Security & Hazardous Materials Division The FAA's Office of Hazardous Materials increases safety in the air transportation system by preventing hazardous materials accidents and incidents aboard aircraft. More than 100 special agents are dedicated to enforcement and educational outreach, and to ensuring compliance with U.S. Department of Transportation (DOT) regulations.
Commercial Space Transportation The FAA's mission is to ensure protection of the public, of property, and the national security and foreign policy interests of the United States during commercial space launch and reentry activities, and to encourage, facilitate, and promote U.S. commercial space transportation.
Office of Communications (public web site) This office manages the FAA's public web site and determines what type of online information can be the most useful for pilots and mechanics.
Human Resources (Recruitment) The FAA operates the largest aviation system in the world and we are looking for employees to help us maintain our place as the world leader in aviation. Career opportunities at FAA include air traffic controllers, engineering specialists, electronics technicians, aviation safety inspectors, and computer specialists.
FAA Information Services This office manages the agency's information technology (IT) enterprise, including its applications and infrastructure.
Historic N34 aircraft Parked nearby the FAA Safety Center, this beautifully restored aircraft was the last DC-3 to be part of the FAA's flight inspection fleet. Built in 1945 for the U.S. Navy, the plane was transferred to the FAA in 1963 and reconfigured to help check the accuracy of navigational aids at airports across the country.
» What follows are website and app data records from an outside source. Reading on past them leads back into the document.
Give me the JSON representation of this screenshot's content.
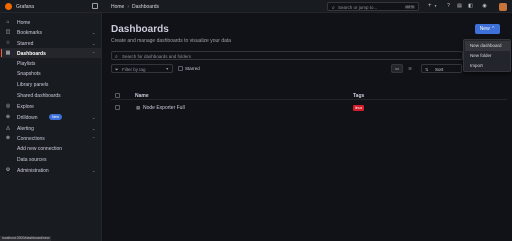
{
  "topbar": {
    "brand": "Grafana",
    "breadcrumb": {
      "home": "Home",
      "separator": "›",
      "current": "Dashboards"
    },
    "search_placeholder": "Search or jump to...",
    "search_shortcut": "ctrl+k",
    "plus_label": "+"
  },
  "sidebar": {
    "items": [
      {
        "label": "Home",
        "icon": "home-icon",
        "glyph": "⌂"
      },
      {
        "label": "Bookmarks",
        "icon": "bookmark-icon",
        "glyph": "◫"
      },
      {
        "label": "Starred",
        "icon": "star-icon",
        "glyph": "☆"
      },
      {
        "label": "Dashboards",
        "icon": "dashboards-icon",
        "glyph": "▦",
        "active": true
      },
      {
        "label": "Explore",
        "icon": "compass-icon",
        "glyph": "◎"
      },
      {
        "label": "Drilldown",
        "icon": "drilldown-icon",
        "glyph": "⊕",
        "badge": "New"
      },
      {
        "label": "Alerting",
        "icon": "bell-icon",
        "glyph": "◬"
      },
      {
        "label": "Connections",
        "icon": "connections-icon",
        "glyph": "⊗"
      },
      {
        "label": "Administration",
        "icon": "gear-icon",
        "glyph": "⚙"
      }
    ],
    "dashboards_sub": [
      "Playlists",
      "Snapshots",
      "Library panels",
      "Shared dashboards"
    ],
    "connections_sub": [
      "Add new connection",
      "Data sources"
    ]
  },
  "main": {
    "title": "Dashboards",
    "subtitle": "Create and manage dashboards to visualize your data",
    "new_button": "New",
    "search_placeholder": "Search for dashboards and folders",
    "tag_filter_placeholder": "Filter by tag",
    "starred_label": "Starred",
    "sort_label": "Sort",
    "table": {
      "columns": [
        "Name",
        "Tags"
      ],
      "rows": [
        {
          "name": "Node Exporter Full",
          "tag": "linux"
        }
      ]
    }
  },
  "new_menu": {
    "items": [
      "New dashboard",
      "New folder",
      "Import"
    ]
  },
  "status_url": "localhost:3000/dashboard/new",
  "colors": {
    "accent_primary": "#3d71d9",
    "active_indicator": "#f55f3e",
    "tag_red": "#d21c2a",
    "logo_orange": "#f46800"
  }
}
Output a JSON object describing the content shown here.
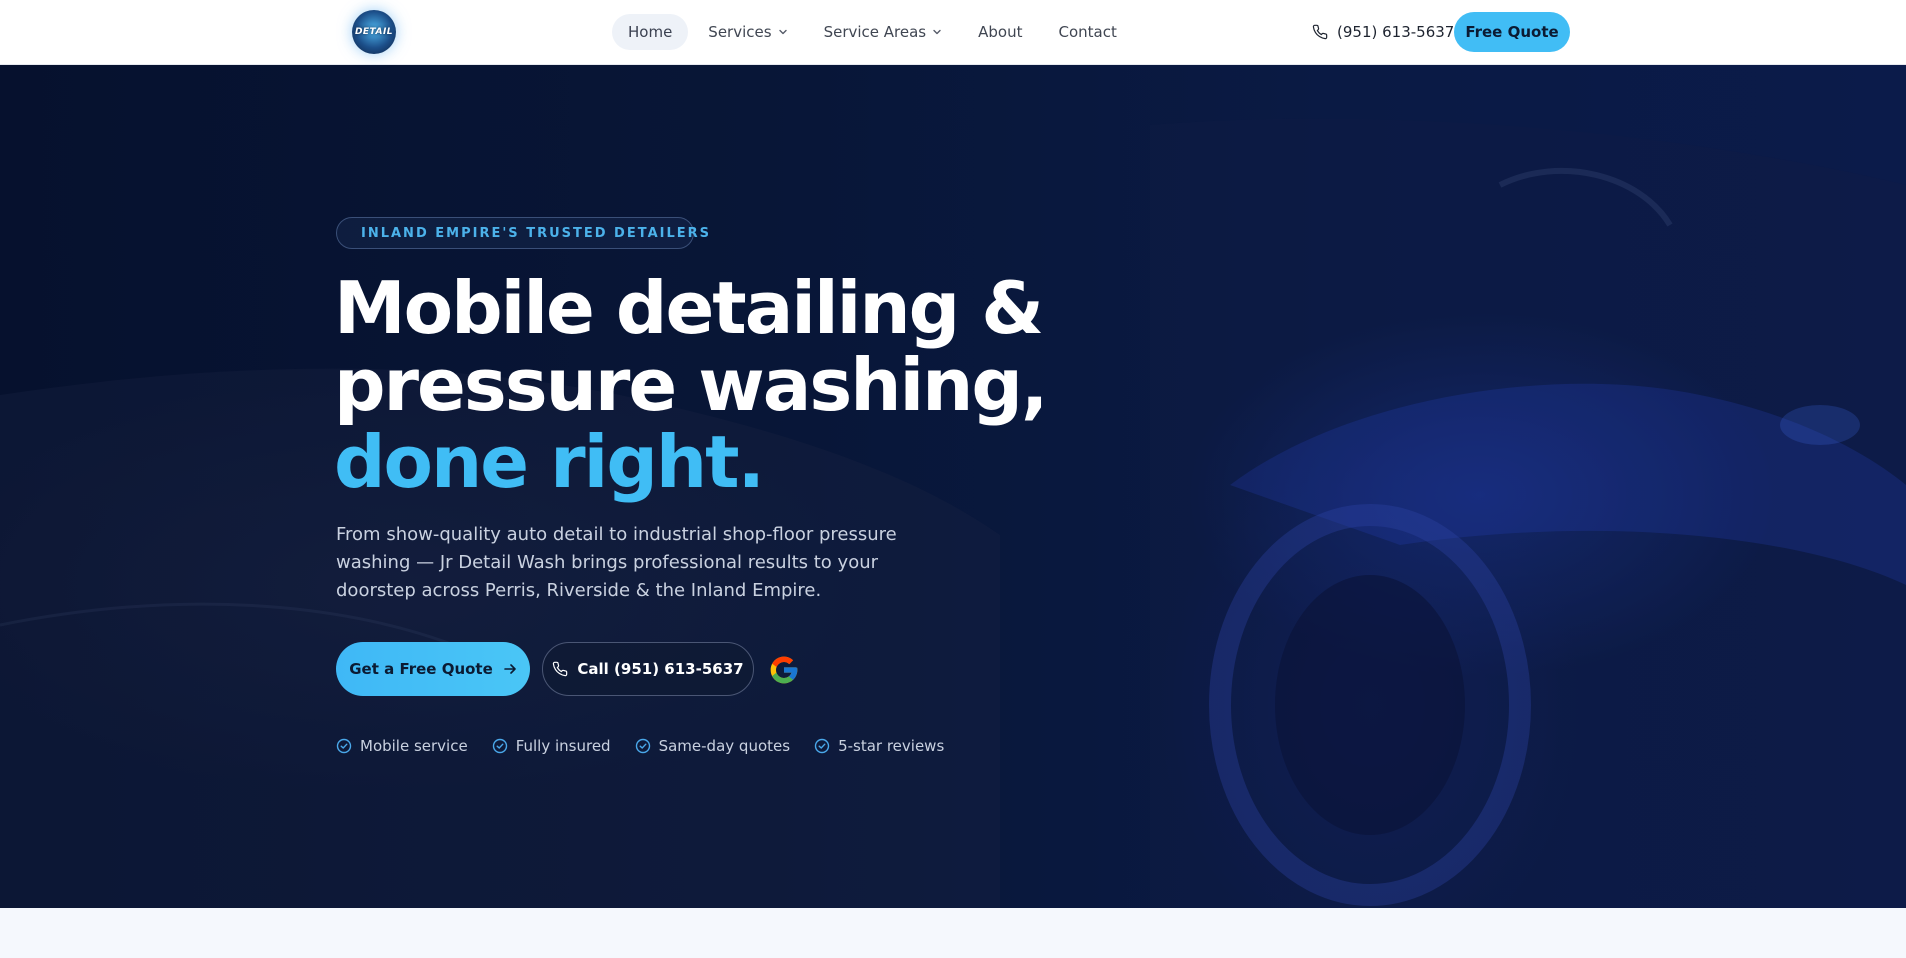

It was a workhorse in the FAA's fleet until 1985. Visitors not only can see the pristinely restored outside of the DC-3, but can also walk inside the plane.